What British Columbians will be paying more for in 2017
The new year is upon us and while saving money may be one of your resolutions, that may be difficult with these rate and fee increases coming in 2017.
Get ready to pay up, folks.
Vancouver’s empty homes tax
The City of Vancouver approved an Empty Homes Tax in November. The tax is aimed at boosting rental rates in our city’s hot housing market. All non-principal residences left unoccupied for at least six months of the year will be subject to a 1% tax on the assessed value of the property, as of 2017.
Vancouver property tax increase to fight fentanyl crisis
On December 13, Vancouver City Council approved a 0.5% increase on property tax in order to provide more funds to support front line services to combat the fentanyl overdose crisis. The total property tax increase for 2017 will be 3.9 %.
ICBC will raise its rates for basic insurance by 4.9%. In a release, ICBC says the rate hike is due to an increase in the number of crashes, claims being submitted, and the cost of settling those claims.
BC Hydro and FortisBC
BC Hydro will increase by 3.5% on April 1, 2017. Another 3% rate increase will occur in 2018.
Starting in 2017, FortisBC will increase electricity rates by 2.76 per cent. In October, FortisBC announced prices would be increasing from $1.14 per gigajoule to $2.05.
BC Ferries will likely implement a 1.9% fare increase for 2017.

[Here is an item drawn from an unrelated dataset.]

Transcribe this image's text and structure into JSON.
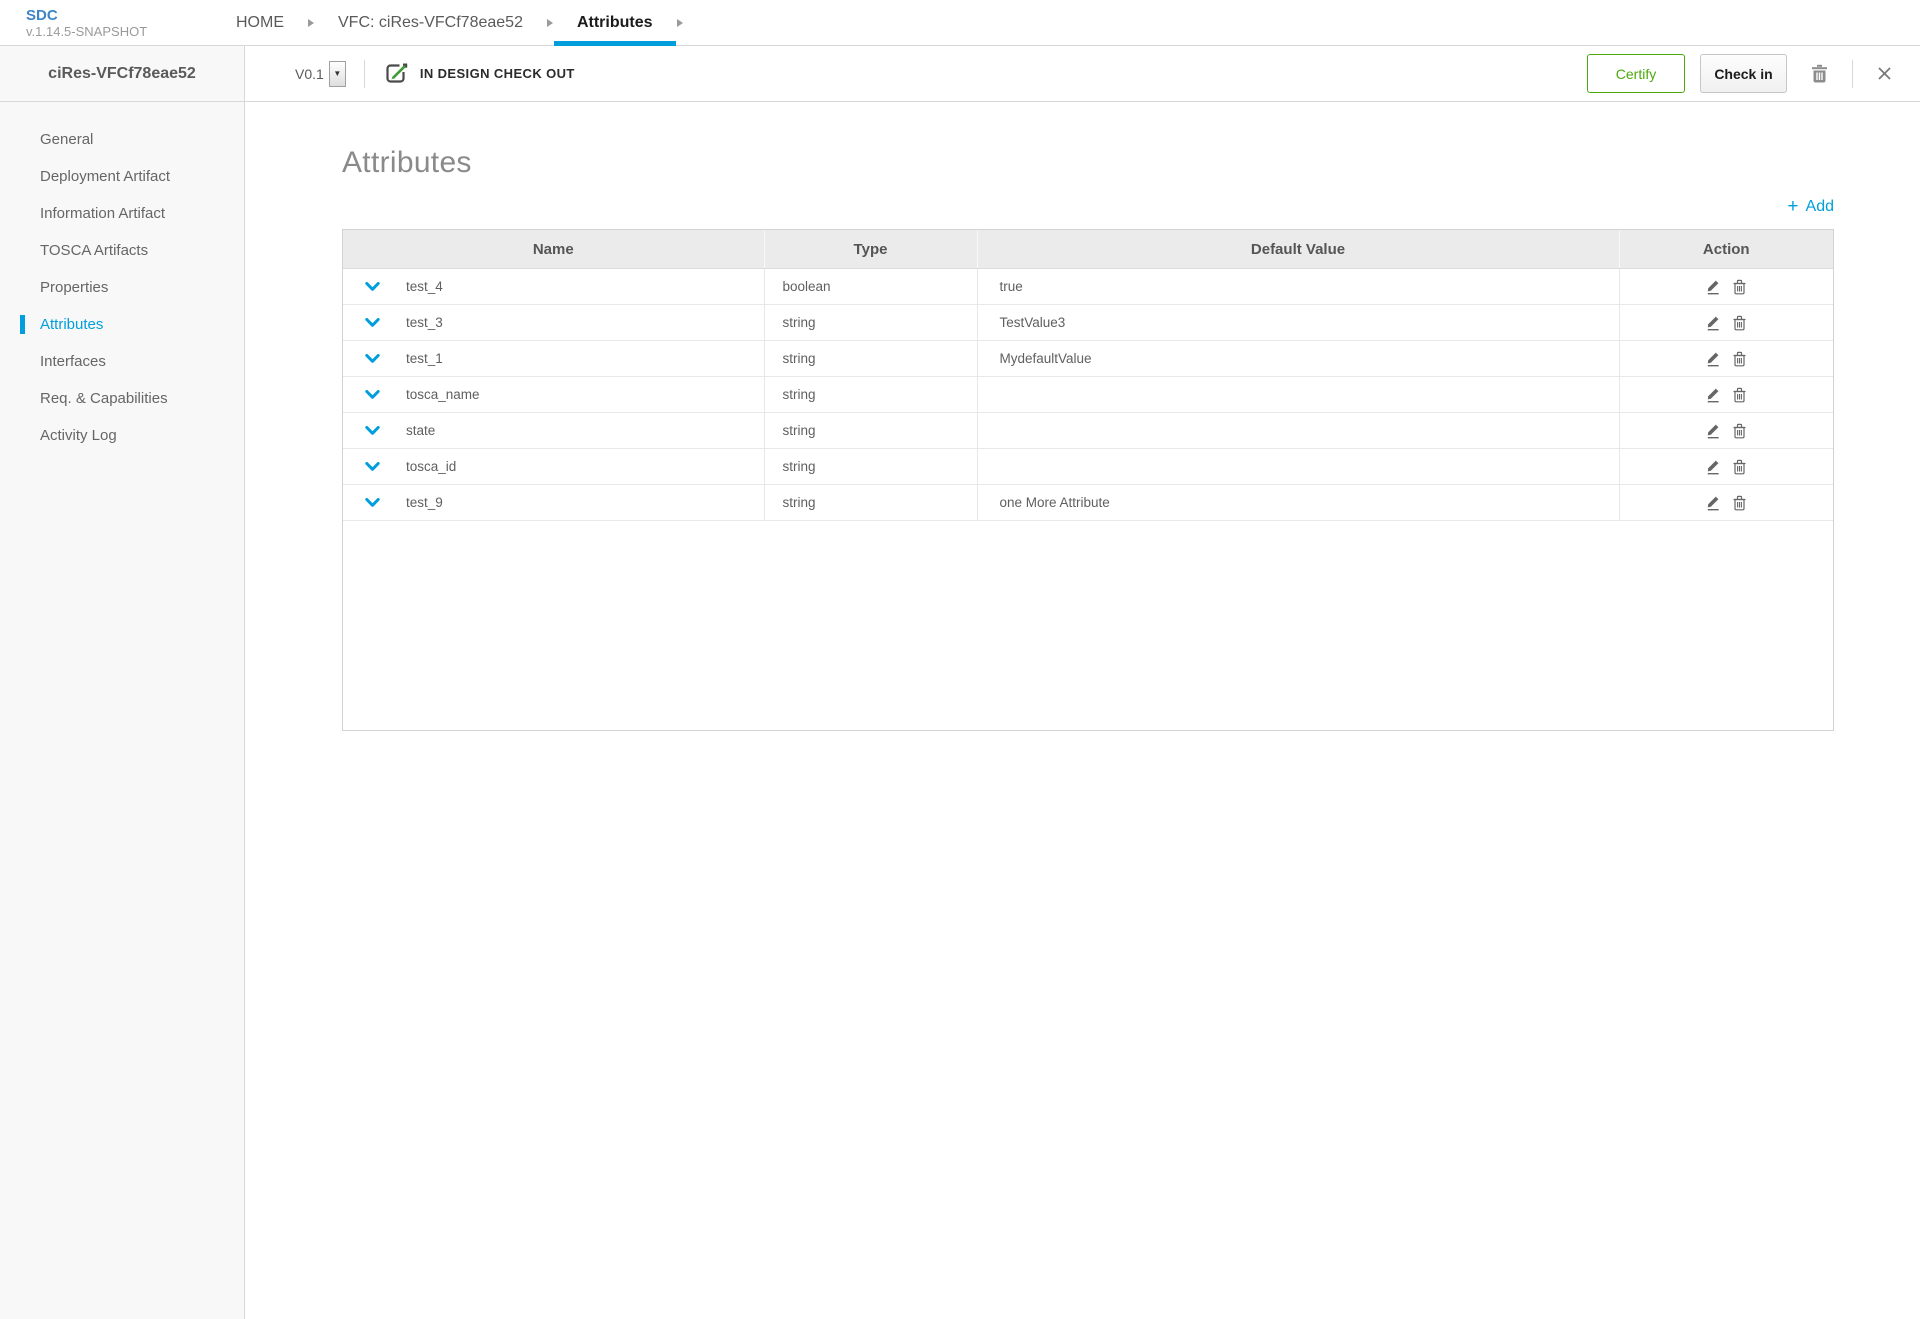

- See more changes coming to BC Ferries here
In an attempt to create more curbside parking, the City of Vancouver has decided to increase parking meter rates. The City is aiming to adjust parking rates to free up a curbside occupancy of two spots per block. In order to do this, rates will be raised by one dollar per hour in very busy areas. Decisions on the number of meters affected by the rate change will be made in early 2017.

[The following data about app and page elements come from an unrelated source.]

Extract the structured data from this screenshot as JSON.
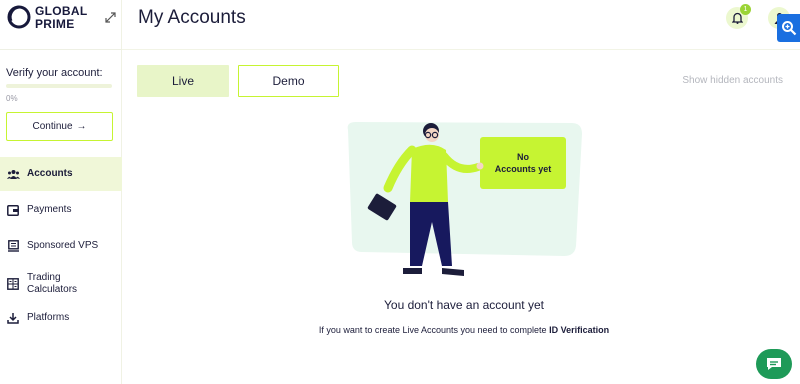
{
  "brand": {
    "line1": "GLOBAL",
    "line2": "PRIME"
  },
  "sidebar": {
    "verify_label": "Verify your account:",
    "progress_percent": 0,
    "progress_text": "0%",
    "continue_label": "Continue",
    "items": [
      {
        "label": "Accounts",
        "icon": "accounts-icon",
        "active": true
      },
      {
        "label": "Payments",
        "icon": "wallet-icon",
        "active": false
      },
      {
        "label": "Sponsored VPS",
        "icon": "server-icon",
        "active": false
      },
      {
        "label": "Trading Calculators",
        "icon": "calculator-icon",
        "active": false
      },
      {
        "label": "Platforms",
        "icon": "download-icon",
        "active": false
      }
    ]
  },
  "header": {
    "title": "My Accounts",
    "notifications_count": "1"
  },
  "tabs": [
    {
      "label": "Live",
      "selected": true
    },
    {
      "label": "Demo",
      "selected": false
    }
  ],
  "show_hidden_label": "Show hidden accounts",
  "empty_state": {
    "board_line1": "No",
    "board_line2": "Accounts yet",
    "title": "You don't have an account yet",
    "subtitle_prefix": "If you want to create Live Accounts you need to complete",
    "subtitle_link": "ID Verification"
  },
  "colors": {
    "accent": "#c6f432",
    "accent_light": "#e8f5c8",
    "text": "#1c1d3a",
    "chat": "#1e9a58",
    "zoom": "#1a6fe0"
  }
}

Now this is one increase many British Columbians will be looking forward to. The BC government announced that the province’s minimum wage will increase to at least $11.25 an hour and the liquor server minimum to $10 in September 2017.

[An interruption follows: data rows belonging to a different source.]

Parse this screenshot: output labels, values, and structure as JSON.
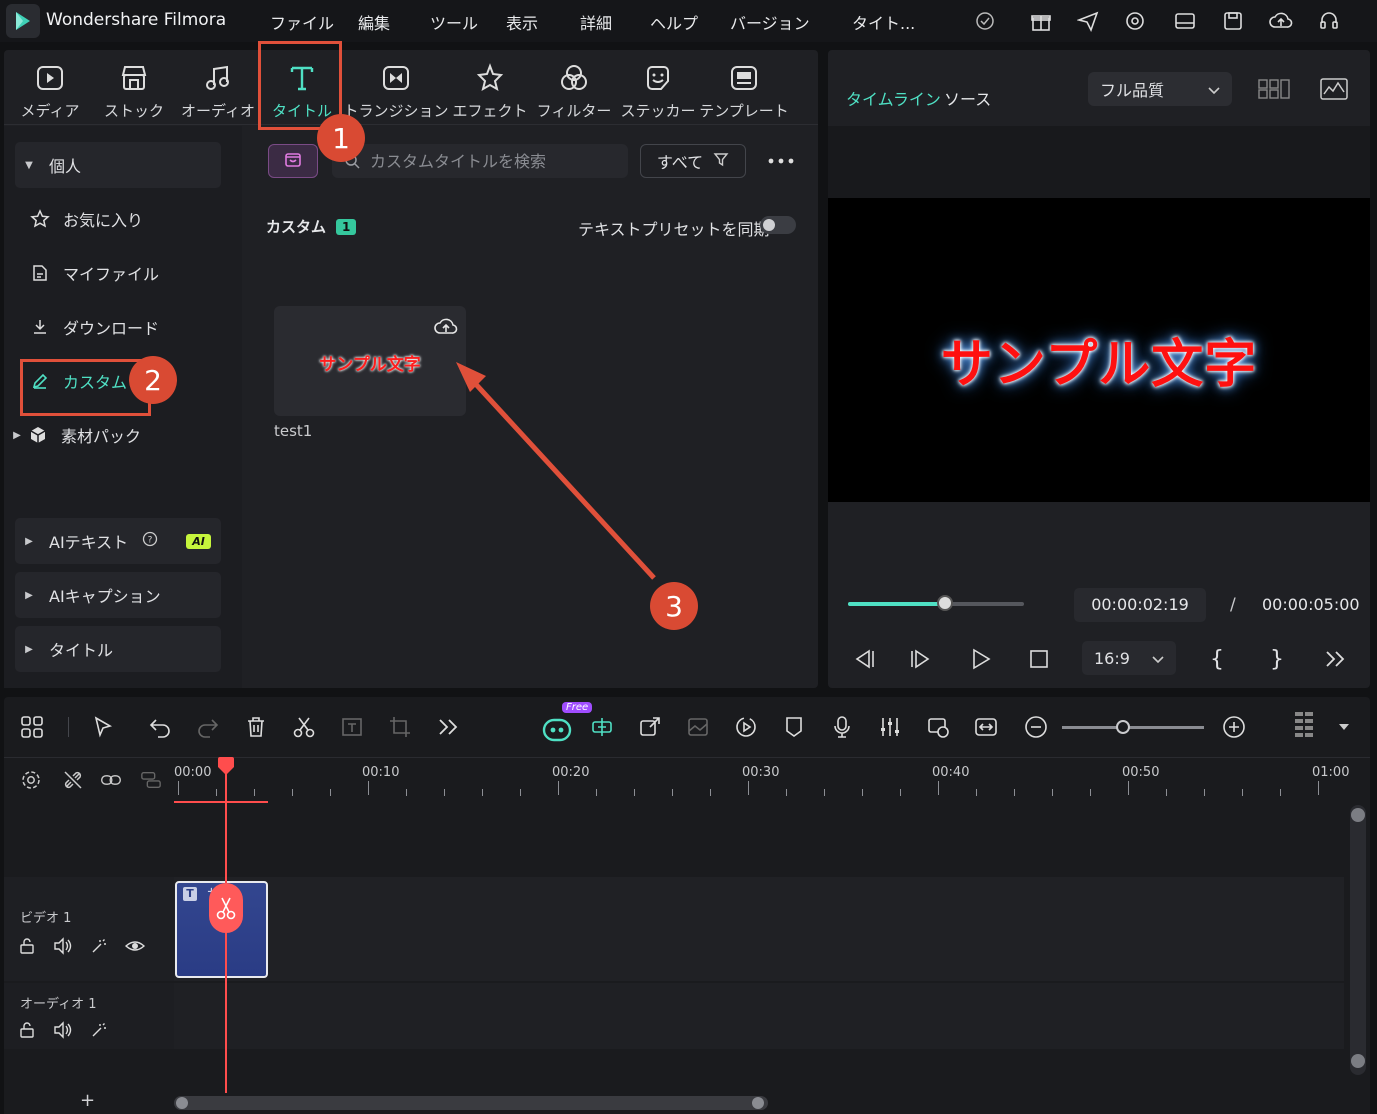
{
  "titlebar": {
    "app_title": "Wondershare Filmora",
    "menu": [
      "ファイル",
      "編集",
      "ツール",
      "表示",
      "詳細",
      "ヘルプ",
      "バージョン"
    ],
    "project_title": "タイト..."
  },
  "categories": [
    {
      "label": "メディア",
      "icon": "media-icon"
    },
    {
      "label": "ストック",
      "icon": "stock-icon"
    },
    {
      "label": "オーディオ",
      "icon": "audio-icon"
    },
    {
      "label": "タイトル",
      "icon": "title-icon",
      "active": true
    },
    {
      "label": "トランジション",
      "icon": "transition-icon"
    },
    {
      "label": "エフェクト",
      "icon": "effect-icon"
    },
    {
      "label": "フィルター",
      "icon": "filter-icon"
    },
    {
      "label": "ステッカー",
      "icon": "sticker-icon"
    },
    {
      "label": "テンプレート",
      "icon": "template-icon"
    }
  ],
  "sidebar": {
    "personal": "個人",
    "favorites": "お気に入り",
    "my_files": "マイファイル",
    "downloads": "ダウンロード",
    "custom": "カスタム",
    "packs": "素材パック",
    "ai_text": "AIテキスト",
    "ai_badge": "AI",
    "ai_caption": "AIキャプション",
    "titles": "タイトル"
  },
  "content": {
    "search_placeholder": "カスタムタイトルを検索",
    "filter_label": "すべて",
    "section_label": "カスタム",
    "section_count": "1",
    "sync_label": "テキストプリセットを同期",
    "card_text": "サンプル文字",
    "card_name": "test1"
  },
  "preview": {
    "tab_timeline": "タイムライン",
    "tab_source": "ソース",
    "quality": "フル品質",
    "canvas_text": "サンプル文字",
    "progress": 0.55,
    "time_current": "00:00:02:19",
    "time_sep": "/",
    "time_total": "00:00:05:00",
    "ratio": "16:9",
    "mark_in": "{",
    "mark_out": "}"
  },
  "timeline": {
    "ruler": [
      "00:00",
      "00:10",
      "00:20",
      "00:30",
      "00:40",
      "00:50",
      "01:00"
    ],
    "video_track": "ビデオ 1",
    "audio_track": "オーディオ 1",
    "clip_label": "サ  字",
    "clip_type": "T",
    "free_badge": "Free",
    "add_track": "+"
  },
  "annotations": [
    "1",
    "2",
    "3"
  ],
  "colors": {
    "accent": "#4fe0c4",
    "annotation": "#d94a33",
    "playhead": "#ff4d4d"
  }
}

In September 2016, BC minimum wage went up from $10.45 to $10.85 per hour.